Methods Patients presenting to an academic colposcopy clinic were first queried as to whether they had been infected with HPV. A quality improvement project was then conducted using a 4-question pretest assessing baseline knowledge about HPV and cancer, followed by a tablet-based education module and a 5-question posttest.

Results Between June 2017 and January 2018, 119 patients participated in the tablet education. At their initial visit, only 50 (42.0%) of patients were aware that they had an HPV infection; however, medical records revealed that 74 women (62.2%) were presenting with a documented HPV infection. After the tablet education, 95% of women identified cervical cancer as a problem that can be caused by HPV, as compared with 88.2% in the pretest (p = .046). Knowledge of head and neck cancer as a disease that can be caused by HPV increased from 10.9% to 80.7% (p < .001). More patients answered that they “definitely” or “probably” would consider the vaccine for a child in their family: 108 (95.6%) pretest vs. 112 (99.1%) posttest (p = .046). The activities were ranked as “extremely” or “very” helpful by 93.3% of patients.

Conclusions Patients presenting to colposcopy clinic are not well educated regarding the connection between an abnormal Pap test, HPV infection, and certain cancers. Tablet-based education improves patient knowledge of HPV-associated cancers in an outpatient clinic setting.

1Division of Gynecologic Oncology, Department of Obstetrics, Gynecology and Reproductive Biology, Brigham and Women's Hospital, Boston, MA;

2Harvard Medical School, Boston, MA;

3Dana-Farber Cancer Institute, Boston, MA;

4Obstetrics and Gynecology Epidemiology Center, Department of Obstetrics and Gynecology, Brigham and Women's Hospital, Boston, MA;

5Department of Epidemiology, Harvard School of Public Health, Boston, MA;

6Team Maureen, Boston, MA; and

7Dana-Farber Cancer Institute, Pediatric Oncology, Boston, MA

Reprint requests to: Allison A. Gockley, MD, Division of Gynecologic Oncology, Brigham and Women's Hospital, 75 Francis St, Boston, MA 02115. E-mail:

The authors have declared they have no conflicts of interest.

Presented at the Annual Meeting of the American Society of Colposcopy and Cervical Pathology, April 18–21, 2018, Las Vegas, NV.
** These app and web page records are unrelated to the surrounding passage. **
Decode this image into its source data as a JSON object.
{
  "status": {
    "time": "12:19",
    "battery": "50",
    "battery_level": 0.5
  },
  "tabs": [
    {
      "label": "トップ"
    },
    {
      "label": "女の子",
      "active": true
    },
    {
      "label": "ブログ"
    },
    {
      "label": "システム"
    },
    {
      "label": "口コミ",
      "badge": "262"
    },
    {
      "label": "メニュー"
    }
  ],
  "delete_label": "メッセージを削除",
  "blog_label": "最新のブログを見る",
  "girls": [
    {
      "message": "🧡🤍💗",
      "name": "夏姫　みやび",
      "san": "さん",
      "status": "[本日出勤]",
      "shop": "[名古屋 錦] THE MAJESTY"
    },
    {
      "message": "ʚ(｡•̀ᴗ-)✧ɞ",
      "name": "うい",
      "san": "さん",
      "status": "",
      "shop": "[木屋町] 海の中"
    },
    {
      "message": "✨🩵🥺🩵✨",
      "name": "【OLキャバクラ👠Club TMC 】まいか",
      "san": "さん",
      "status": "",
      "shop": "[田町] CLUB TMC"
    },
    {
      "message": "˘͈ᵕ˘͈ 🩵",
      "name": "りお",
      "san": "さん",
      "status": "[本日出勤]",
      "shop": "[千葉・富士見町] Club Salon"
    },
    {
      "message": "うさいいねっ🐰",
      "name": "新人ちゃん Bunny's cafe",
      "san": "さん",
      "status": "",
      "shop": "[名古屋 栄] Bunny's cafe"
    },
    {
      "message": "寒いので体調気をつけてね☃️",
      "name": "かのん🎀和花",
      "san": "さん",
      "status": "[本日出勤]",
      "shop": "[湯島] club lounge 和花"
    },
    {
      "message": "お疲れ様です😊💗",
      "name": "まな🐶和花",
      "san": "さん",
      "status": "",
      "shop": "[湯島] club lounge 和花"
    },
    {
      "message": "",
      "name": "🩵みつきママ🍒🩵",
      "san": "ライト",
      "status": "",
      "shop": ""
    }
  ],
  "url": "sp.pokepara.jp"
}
This study was supported by state-specific funds from the American Cancer Society. This project was approved by the Partner's Institutional Review Board.

Online date: April 10, 2019

Copyright © 2019 by the American Society for Colposcopy and Cervical Pathology